When did you last feel stressed? For most of us, it will have been incredibly recent – in the past 48 hours. But the good news is you don’t have to keep feeling this way...
You might be all too familiar with symptoms of stress, such as feeling foggy in your mind, tense muscles, difficulty going to sleep, waking up feeling tired, being preoccupied with worries about the future, nausea, digestion issues – the list goes on.
Stress can feel like a tricky cycle to break free from, as often the symptoms then add to our stress, and we feel worse. But the good news is there’s a simple way we can manage the impact of stress, and it’s all about planning.
A study by American psychologist Robert Epstein found that above all other techniques, planning is the most effective tool in living a happier and stress-free life – it helps us gain perspective, prioritise, and turn a daunting to-do list into manageable chunks.
As a calm and confidence coach, completing this simple planning tool or ‘safety plan’ is one of the first stages I take my clients through. It’s one of the most practical tools you can use, helping you to feel more in control of your life, motivating you to achieve your goals, and helping to maintain balance and calm.
Encouraging people to write down their goals, and considering potential barriers that could come up, offers a sense of security and confidence that when stressful things happen, you will be prepared for it, using this plan as an anchor back to a place of calm and stability. Here’s what to do:
1. What will help?
Ask yourself this question, and write down what might help you stick to this goal.
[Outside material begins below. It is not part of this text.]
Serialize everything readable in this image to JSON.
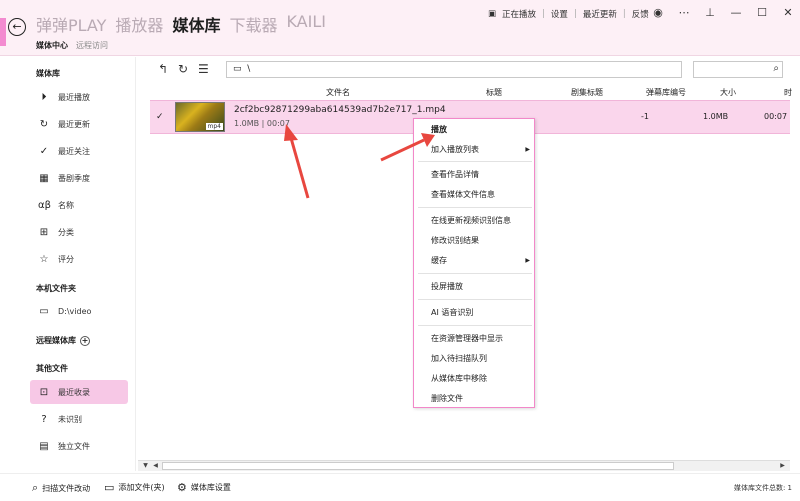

For example: reading, taking a bath, yoga, talking to a friend.
When we are feeling stuck or overwhelmed, our brain isn’t as resourceful as usual. This can mean we struggle to find a way to get back on track, and can quickly lose sight of our goal. The simple way to get around this? Be prepared. Think in advance about what will help to motivate you.
2. Identify your goal
Think about what you want to work on, then flip it on its head and think about the positive behaviour you want to achieve. For example: I want to feel less stressed. Therefore my goal is to feel calm and relaxed.
Spending a few minutes physically writing down your goal forces you to clarify exactly what it is, and encourages it to become a reality, meaning you will take it more seriously. In most areas of our lives we have goals – physical health goals, career goals, life goals – which can help to anchor and motivate us. So applying that same simple technique to our mental wellbeing can have a similar effect.
3. If and then plan
Having all this written down can take the pressure off you having to think of coping strategies in the moment
Systematically work through those vulnerable times in your day, or potential barriers that might come up, and identify what positive behaviour you can use to ensure these situations don’t throw you off track. For example: if an argument happens at work, then I will go to my desk and listen to music for five minutes. If I start to overthink a situation, then I will distract myself by going for a walk.
Note: if you’re prone to catastrophising, this might not be the best method for you, unless you can really focus on the ‘then’ part. We’re all unique, and the most effective techniques might vary for individuals.
The course of life never did run smooth, but remember the more we prepare ourselves, the less impact these situations will have on our mood. Having all this written down can take the pressure off you having to think of coping strategies in the moment when your mind is most vulnerable.
If you’re interested in exploring this further, Nathalie offers a free ‘find your inner calm’ coaching consultation call. For more information visit valueyourmind.com